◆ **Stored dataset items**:
'''

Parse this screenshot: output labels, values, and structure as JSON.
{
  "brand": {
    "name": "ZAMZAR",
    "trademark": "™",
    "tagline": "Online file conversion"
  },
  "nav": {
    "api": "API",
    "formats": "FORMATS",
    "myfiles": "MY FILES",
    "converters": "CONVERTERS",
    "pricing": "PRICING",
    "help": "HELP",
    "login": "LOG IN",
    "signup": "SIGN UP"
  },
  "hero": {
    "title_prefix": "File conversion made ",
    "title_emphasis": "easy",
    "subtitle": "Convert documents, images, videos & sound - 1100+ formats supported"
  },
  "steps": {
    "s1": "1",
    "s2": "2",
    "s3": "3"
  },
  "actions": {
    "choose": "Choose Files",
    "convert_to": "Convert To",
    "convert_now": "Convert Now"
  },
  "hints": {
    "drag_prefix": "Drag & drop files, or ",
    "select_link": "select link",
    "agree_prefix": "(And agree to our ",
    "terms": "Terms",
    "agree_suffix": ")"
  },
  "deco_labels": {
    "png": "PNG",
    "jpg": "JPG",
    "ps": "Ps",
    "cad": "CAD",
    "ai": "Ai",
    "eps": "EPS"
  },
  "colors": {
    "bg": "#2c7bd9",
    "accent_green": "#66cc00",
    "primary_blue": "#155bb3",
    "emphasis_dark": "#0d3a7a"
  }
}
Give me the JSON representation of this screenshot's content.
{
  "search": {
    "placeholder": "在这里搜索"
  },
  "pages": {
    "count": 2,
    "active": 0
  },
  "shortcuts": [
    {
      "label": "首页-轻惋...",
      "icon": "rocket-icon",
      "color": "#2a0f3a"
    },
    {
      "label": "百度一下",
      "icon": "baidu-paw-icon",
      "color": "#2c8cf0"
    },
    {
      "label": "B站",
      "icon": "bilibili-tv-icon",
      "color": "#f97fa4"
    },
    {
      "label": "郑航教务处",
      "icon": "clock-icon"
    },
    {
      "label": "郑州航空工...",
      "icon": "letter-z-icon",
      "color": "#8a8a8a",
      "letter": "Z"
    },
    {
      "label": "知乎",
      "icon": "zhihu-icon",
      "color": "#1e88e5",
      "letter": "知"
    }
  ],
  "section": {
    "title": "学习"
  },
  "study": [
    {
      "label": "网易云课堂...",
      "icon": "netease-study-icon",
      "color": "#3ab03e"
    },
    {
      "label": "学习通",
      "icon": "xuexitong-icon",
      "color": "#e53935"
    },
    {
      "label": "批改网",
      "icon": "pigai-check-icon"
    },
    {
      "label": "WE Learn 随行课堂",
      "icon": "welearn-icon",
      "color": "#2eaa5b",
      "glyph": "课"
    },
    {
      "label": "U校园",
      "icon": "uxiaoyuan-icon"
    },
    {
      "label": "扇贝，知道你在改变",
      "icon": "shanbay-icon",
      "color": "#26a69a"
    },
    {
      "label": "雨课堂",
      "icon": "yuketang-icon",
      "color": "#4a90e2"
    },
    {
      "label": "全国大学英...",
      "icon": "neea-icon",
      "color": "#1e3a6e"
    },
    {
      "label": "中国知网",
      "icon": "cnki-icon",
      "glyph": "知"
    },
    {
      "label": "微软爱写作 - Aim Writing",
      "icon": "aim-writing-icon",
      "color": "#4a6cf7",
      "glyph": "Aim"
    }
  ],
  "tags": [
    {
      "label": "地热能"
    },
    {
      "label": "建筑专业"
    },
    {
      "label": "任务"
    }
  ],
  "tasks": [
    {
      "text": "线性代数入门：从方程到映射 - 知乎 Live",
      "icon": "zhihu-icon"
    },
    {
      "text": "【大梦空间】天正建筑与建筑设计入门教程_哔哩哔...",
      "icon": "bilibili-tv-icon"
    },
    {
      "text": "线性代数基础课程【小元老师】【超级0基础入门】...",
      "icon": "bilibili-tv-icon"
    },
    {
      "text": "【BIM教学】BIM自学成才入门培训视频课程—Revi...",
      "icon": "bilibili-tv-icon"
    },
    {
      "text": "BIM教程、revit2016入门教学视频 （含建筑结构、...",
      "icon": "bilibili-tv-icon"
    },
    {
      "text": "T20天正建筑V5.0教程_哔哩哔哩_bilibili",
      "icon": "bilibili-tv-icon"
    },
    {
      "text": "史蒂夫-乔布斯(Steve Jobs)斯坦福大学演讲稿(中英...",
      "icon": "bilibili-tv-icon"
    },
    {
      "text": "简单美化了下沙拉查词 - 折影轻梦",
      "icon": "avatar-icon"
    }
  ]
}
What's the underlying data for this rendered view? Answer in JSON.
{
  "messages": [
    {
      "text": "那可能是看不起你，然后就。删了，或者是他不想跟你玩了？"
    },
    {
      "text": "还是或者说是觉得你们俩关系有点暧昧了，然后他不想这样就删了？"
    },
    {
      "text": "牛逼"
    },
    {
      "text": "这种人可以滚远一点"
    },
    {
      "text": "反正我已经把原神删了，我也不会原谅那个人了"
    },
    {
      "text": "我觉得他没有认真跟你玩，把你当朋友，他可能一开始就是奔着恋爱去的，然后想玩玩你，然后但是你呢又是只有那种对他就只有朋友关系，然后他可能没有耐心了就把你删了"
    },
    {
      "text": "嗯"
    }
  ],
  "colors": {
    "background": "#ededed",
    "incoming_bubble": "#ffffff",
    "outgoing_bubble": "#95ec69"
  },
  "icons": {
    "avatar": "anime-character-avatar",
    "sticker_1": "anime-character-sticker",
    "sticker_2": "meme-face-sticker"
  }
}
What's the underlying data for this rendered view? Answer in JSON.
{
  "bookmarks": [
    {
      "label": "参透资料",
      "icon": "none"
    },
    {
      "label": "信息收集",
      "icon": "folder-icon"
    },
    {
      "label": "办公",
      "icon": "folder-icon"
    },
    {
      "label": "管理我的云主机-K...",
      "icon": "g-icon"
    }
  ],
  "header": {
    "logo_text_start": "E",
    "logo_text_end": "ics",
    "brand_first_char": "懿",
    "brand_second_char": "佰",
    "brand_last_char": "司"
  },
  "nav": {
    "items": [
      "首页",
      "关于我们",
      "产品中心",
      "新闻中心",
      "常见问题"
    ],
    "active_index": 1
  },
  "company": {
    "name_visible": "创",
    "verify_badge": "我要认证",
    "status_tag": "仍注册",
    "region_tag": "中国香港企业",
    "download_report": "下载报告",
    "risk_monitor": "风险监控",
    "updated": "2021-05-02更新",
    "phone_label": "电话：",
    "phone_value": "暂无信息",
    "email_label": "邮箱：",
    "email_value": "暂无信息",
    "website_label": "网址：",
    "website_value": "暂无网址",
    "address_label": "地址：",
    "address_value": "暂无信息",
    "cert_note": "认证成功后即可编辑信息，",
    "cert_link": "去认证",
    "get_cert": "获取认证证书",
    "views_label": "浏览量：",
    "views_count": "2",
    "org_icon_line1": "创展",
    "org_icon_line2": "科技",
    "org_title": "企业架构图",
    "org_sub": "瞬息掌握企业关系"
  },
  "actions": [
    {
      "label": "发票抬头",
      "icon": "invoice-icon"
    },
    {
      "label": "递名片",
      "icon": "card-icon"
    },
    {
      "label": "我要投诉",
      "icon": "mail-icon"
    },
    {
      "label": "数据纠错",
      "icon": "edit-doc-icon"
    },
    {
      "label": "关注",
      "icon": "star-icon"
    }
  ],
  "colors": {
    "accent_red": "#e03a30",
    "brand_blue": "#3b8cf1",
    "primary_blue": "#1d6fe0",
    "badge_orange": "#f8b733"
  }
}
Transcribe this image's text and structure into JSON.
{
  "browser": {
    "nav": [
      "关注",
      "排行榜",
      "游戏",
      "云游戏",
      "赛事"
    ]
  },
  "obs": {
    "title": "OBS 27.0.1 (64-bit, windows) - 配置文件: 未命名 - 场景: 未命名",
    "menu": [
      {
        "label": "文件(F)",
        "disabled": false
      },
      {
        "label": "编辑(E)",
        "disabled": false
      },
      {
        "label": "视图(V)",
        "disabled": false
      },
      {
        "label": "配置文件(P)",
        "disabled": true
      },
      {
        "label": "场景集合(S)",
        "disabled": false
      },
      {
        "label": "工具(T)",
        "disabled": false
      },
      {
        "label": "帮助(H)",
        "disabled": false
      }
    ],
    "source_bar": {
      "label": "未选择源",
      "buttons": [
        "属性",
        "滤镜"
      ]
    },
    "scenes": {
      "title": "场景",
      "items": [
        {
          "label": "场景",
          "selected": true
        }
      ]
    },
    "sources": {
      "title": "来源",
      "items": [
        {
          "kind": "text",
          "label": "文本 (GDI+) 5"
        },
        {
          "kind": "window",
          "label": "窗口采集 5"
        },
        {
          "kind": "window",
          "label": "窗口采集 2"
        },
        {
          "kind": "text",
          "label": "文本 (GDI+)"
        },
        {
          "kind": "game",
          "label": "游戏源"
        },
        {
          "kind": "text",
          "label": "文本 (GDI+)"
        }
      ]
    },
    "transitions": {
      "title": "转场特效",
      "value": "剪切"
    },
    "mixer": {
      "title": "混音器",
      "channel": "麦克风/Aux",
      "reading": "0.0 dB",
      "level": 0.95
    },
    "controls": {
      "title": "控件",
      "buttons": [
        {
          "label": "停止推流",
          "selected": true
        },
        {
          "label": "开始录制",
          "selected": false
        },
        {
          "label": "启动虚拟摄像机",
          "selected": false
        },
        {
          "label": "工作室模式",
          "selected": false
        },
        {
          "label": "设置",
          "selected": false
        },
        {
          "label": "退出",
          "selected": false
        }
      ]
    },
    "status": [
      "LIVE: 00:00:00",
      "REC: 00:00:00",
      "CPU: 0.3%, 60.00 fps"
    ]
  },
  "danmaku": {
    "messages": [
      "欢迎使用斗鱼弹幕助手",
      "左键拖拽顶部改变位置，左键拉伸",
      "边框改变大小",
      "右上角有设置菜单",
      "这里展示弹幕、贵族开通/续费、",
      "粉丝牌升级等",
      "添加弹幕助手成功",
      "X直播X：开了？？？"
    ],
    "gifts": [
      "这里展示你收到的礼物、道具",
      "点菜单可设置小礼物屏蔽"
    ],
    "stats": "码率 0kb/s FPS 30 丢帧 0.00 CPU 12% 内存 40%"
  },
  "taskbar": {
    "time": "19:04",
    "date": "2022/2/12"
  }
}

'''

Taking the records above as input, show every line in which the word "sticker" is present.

◆ **TASK SOLUTION**:
    "sticker_1": "anime-character-sticker",
    "sticker_2": "meme-face-sticker"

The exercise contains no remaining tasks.